The reply should contain each record below, returned exactly as given.

*** Opening of DATA LISTING ***

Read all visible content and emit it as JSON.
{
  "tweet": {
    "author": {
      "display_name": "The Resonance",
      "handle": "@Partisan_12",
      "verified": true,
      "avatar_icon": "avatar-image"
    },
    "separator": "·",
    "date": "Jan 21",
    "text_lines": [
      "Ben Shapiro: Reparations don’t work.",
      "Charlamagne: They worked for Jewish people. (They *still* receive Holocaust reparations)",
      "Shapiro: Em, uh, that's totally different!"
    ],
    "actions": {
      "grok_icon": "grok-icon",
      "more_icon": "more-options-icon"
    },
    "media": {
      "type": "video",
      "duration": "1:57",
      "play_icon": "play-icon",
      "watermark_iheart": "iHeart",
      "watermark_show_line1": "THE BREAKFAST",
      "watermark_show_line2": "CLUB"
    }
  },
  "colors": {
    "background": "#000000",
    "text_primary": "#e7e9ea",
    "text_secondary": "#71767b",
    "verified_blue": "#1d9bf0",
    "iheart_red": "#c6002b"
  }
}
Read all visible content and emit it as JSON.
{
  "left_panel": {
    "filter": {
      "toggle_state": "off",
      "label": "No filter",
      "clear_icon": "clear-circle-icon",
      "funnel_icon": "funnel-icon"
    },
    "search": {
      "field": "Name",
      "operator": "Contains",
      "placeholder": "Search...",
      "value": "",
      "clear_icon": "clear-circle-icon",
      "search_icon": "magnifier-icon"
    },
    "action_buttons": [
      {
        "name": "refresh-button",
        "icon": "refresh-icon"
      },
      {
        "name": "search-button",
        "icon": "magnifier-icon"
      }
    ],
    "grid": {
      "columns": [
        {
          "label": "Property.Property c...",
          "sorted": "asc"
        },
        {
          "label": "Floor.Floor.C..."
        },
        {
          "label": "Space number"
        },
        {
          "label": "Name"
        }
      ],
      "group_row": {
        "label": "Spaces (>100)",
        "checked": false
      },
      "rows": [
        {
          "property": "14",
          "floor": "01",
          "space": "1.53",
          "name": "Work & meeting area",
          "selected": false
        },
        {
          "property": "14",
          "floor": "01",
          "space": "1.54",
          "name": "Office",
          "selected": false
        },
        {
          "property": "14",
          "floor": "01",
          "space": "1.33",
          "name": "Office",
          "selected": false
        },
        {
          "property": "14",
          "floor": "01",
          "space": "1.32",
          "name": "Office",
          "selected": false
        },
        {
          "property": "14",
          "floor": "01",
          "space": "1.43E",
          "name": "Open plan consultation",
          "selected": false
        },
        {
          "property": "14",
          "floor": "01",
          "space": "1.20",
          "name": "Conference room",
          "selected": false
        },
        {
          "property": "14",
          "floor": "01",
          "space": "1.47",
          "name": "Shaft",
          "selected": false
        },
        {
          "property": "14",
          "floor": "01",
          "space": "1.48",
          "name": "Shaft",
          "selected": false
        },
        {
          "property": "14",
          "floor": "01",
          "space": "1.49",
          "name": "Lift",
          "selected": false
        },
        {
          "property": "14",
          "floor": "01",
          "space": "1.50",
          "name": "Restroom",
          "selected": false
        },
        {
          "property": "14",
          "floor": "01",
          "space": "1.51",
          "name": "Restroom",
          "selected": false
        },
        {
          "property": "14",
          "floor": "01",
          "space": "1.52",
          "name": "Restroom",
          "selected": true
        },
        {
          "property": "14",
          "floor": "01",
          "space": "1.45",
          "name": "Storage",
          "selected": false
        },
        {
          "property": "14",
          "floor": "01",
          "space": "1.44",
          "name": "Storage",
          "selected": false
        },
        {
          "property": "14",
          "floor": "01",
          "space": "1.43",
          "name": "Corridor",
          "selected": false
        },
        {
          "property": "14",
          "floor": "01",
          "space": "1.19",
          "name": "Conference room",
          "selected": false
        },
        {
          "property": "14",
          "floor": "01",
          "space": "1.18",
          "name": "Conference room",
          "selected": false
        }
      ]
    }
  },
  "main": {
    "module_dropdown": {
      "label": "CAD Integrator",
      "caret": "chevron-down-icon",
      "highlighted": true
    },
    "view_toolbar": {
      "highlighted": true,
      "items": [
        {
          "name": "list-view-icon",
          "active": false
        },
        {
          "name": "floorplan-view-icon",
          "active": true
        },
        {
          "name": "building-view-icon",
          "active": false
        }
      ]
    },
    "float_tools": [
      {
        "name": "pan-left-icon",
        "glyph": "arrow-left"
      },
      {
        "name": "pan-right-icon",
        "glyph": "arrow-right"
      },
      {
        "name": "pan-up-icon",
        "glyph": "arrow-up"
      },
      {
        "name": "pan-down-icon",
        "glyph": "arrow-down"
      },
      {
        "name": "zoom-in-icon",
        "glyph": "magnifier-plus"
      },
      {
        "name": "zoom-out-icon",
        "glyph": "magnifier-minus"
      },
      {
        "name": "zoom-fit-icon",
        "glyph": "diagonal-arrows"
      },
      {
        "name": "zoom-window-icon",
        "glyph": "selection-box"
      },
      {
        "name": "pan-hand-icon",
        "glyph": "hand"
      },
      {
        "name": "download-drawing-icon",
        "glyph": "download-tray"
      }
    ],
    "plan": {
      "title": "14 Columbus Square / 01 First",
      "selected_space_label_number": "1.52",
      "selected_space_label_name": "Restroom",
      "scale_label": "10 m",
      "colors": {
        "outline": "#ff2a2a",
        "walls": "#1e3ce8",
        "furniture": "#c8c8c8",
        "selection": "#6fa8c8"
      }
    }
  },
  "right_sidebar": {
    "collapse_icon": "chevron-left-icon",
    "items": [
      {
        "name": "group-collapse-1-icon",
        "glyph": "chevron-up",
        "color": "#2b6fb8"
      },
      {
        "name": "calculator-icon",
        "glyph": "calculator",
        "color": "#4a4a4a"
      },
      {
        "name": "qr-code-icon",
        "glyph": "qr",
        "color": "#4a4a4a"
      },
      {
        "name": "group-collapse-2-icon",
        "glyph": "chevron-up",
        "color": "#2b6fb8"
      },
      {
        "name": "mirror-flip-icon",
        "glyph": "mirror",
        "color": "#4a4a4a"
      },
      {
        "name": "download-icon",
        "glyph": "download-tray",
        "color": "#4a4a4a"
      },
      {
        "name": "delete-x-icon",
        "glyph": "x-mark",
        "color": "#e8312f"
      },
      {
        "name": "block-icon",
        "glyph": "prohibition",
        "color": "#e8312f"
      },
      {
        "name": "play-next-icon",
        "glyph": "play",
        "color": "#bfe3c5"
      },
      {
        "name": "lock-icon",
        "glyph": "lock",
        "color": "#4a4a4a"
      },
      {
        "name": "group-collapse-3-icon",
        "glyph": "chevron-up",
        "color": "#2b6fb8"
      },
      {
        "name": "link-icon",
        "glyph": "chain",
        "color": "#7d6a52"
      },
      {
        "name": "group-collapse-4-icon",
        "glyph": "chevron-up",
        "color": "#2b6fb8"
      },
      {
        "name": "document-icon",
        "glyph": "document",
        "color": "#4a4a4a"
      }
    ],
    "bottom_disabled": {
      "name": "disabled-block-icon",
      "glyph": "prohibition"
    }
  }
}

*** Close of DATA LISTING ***

# WRITTEN SOLUTION:
Read all visible content and emit it as JSON.
{
  "tweet": {
    "author": {
      "display_name": "The Resonance",
      "handle": "@Partisan_12",
      "verified": true,
      "avatar_icon": "avatar-image"
    },
    "separator": "·",
    "date": "Jan 21",
    "text_lines": [
      "Ben Shapiro: Reparations don’t work.",
      "Charlamagne: They worked for Jewish people. (They *still* receive Holocaust reparations)",
      "Shapiro: Em, uh, that's totally different!"
    ],
    "actions": {
      "grok_icon": "grok-icon",
      "more_icon": "more-options-icon"
    },
    "media": {
      "type": "video",
      "duration": "1:57",
      "play_icon": "play-icon",
      "watermark_iheart": "iHeart",
      "watermark_show_line1": "THE BREAKFAST",
      "watermark_show_line2": "CLUB"
    }
  },
  "colors": {
    "background": "#000000",
    "text_primary": "#e7e9ea",
    "text_secondary": "#71767b",
    "verified_blue": "#1d9bf0",
    "iheart_red": "#c6002b"
  }
}
Read all visible content and emit it as JSON.
{
  "left_panel": {
    "filter": {
      "toggle_state": "off",
      "label": "No filter",
      "clear_icon": "clear-circle-icon",
      "funnel_icon": "funnel-icon"
    },
    "search": {
      "field": "Name",
      "operator": "Contains",
      "placeholder": "Search...",
      "value": "",
      "clear_icon": "clear-circle-icon",
      "search_icon": "magnifier-icon"
    },
    "action_buttons": [
      {
        "name": "refresh-button",
        "icon": "refresh-icon"
      },
      {
        "name": "search-button",
        "icon": "magnifier-icon"
      }
    ],
    "grid": {
      "columns": [
        {
          "label": "Property.Property c...",
          "sorted": "asc"
        },
        {
          "label": "Floor.Floor.C..."
        },
        {
          "label": "Space number"
        },
        {
          "label": "Name"
        }
      ],
      "group_row": {
        "label": "Spaces (>100)",
        "checked": false
      },
      "rows": [
        {
          "property": "14",
          "floor": "01",
          "space": "1.53",
          "name": "Work & meeting area",
          "selected": false
        },
        {
          "property": "14",
          "floor": "01",
          "space": "1.54",
          "name": "Office",
          "selected": false
        },
        {
          "property": "14",
          "floor": "01",
          "space": "1.33",
          "name": "Office",
          "selected": false
        },
        {
          "property": "14",
          "floor": "01",
          "space": "1.32",
          "name": "Office",
          "selected": false
        },
        {
          "property": "14",
          "floor": "01",
          "space": "1.43E",
          "name": "Open plan consultation",
          "selected": false
        },
        {
          "property": "14",
          "floor": "01",
          "space": "1.20",
          "name": "Conference room",
          "selected": false
        },
        {
          "property": "14",
          "floor": "01",
          "space": "1.47",
          "name": "Shaft",
          "selected": false
        },
        {
          "property": "14",
          "floor": "01",
          "space": "1.48",
          "name": "Shaft",
          "selected": false
        },
        {
          "property": "14",
          "floor": "01",
          "space": "1.49",
          "name": "Lift",
          "selected": false
        },
        {
          "property": "14",
          "floor": "01",
          "space": "1.50",
          "name": "Restroom",
          "selected": false
        },
        {
          "property": "14",
          "floor": "01",
          "space": "1.51",
          "name": "Restroom",
          "selected": false
        },
        {
          "property": "14",
          "floor": "01",
          "space": "1.52",
          "name": "Restroom",
          "selected": true
        },
        {
          "property": "14",
          "floor": "01",
          "space": "1.45",
          "name": "Storage",
          "selected": false
        },
        {
          "property": "14",
          "floor": "01",
          "space": "1.44",
          "name": "Storage",
          "selected": false
        },
        {
          "property": "14",
          "floor": "01",
          "space": "1.43",
          "name": "Corridor",
          "selected": false
        },
        {
          "property": "14",
          "floor": "01",
          "space": "1.19",
          "name": "Conference room",
          "selected": false
        },
        {
          "property": "14",
          "floor": "01",
          "space": "1.18",
          "name": "Conference room",
          "selected": false
        }
      ]
    }
  },
  "main": {
    "module_dropdown": {
      "label": "CAD Integrator",
      "caret": "chevron-down-icon",
      "highlighted": true
    },
    "view_toolbar": {
      "highlighted": true,
      "items": [
        {
          "name": "list-view-icon",
          "active": false
        },
        {
          "name": "floorplan-view-icon",
          "active": true
        },
        {
          "name": "building-view-icon",
          "active": false
        }
      ]
    },
    "float_tools": [
      {
        "name": "pan-left-icon",
        "glyph": "arrow-left"
      },
      {
        "name": "pan-right-icon",
        "glyph": "arrow-right"
      },
      {
        "name": "pan-up-icon",
        "glyph": "arrow-up"
      },
      {
        "name": "pan-down-icon",
        "glyph": "arrow-down"
      },
      {
        "name": "zoom-in-icon",
        "glyph": "magnifier-plus"
      },
      {
        "name": "zoom-out-icon",
        "glyph": "magnifier-minus"
      },
      {
        "name": "zoom-fit-icon",
        "glyph": "diagonal-arrows"
      },
      {
        "name": "zoom-window-icon",
        "glyph": "selection-box"
      },
      {
        "name": "pan-hand-icon",
        "glyph": "hand"
      },
      {
        "name": "download-drawing-icon",
        "glyph": "download-tray"
      }
    ],
    "plan": {
      "title": "14 Columbus Square / 01 First",
      "selected_space_label_number": "1.52",
      "selected_space_label_name": "Restroom",
      "scale_label": "10 m",
      "colors": {
        "outline": "#ff2a2a",
        "walls": "#1e3ce8",
        "furniture": "#c8c8c8",
        "selection": "#6fa8c8"
      }
    }
  },
  "right_sidebar": {
    "collapse_icon": "chevron-left-icon",
    "items": [
      {
        "name": "group-collapse-1-icon",
        "glyph": "chevron-up",
        "color": "#2b6fb8"
      },
      {
        "name": "calculator-icon",
        "glyph": "calculator",
        "color": "#4a4a4a"
      },
      {
        "name": "qr-code-icon",
        "glyph": "qr",
        "color": "#4a4a4a"
      },
      {
        "name": "group-collapse-2-icon",
        "glyph": "chevron-up",
        "color": "#2b6fb8"
      },
      {
        "name": "mirror-flip-icon",
        "glyph": "mirror",
        "color": "#4a4a4a"
      },
      {
        "name": "download-icon",
        "glyph": "download-tray",
        "color": "#4a4a4a"
      },
      {
        "name": "delete-x-icon",
        "glyph": "x-mark",
        "color": "#e8312f"
      },
      {
        "name": "block-icon",
        "glyph": "prohibition",
        "color": "#e8312f"
      },
      {
        "name": "play-next-icon",
        "glyph": "play",
        "color": "#bfe3c5"
      },
      {
        "name": "lock-icon",
        "glyph": "lock",
        "color": "#4a4a4a"
      },
      {
        "name": "group-collapse-3-icon",
        "glyph": "chevron-up",
        "color": "#2b6fb8"
      },
      {
        "name": "link-icon",
        "glyph": "chain",
        "color": "#7d6a52"
      },
      {
        "name": "group-collapse-4-icon",
        "glyph": "chevron-up",
        "color": "#2b6fb8"
      },
      {
        "name": "document-icon",
        "glyph": "document",
        "color": "#4a4a4a"
      }
    ],
    "bottom_disabled": {
      "name": "disabled-block-icon",
      "glyph": "prohibition"
    }
  }
}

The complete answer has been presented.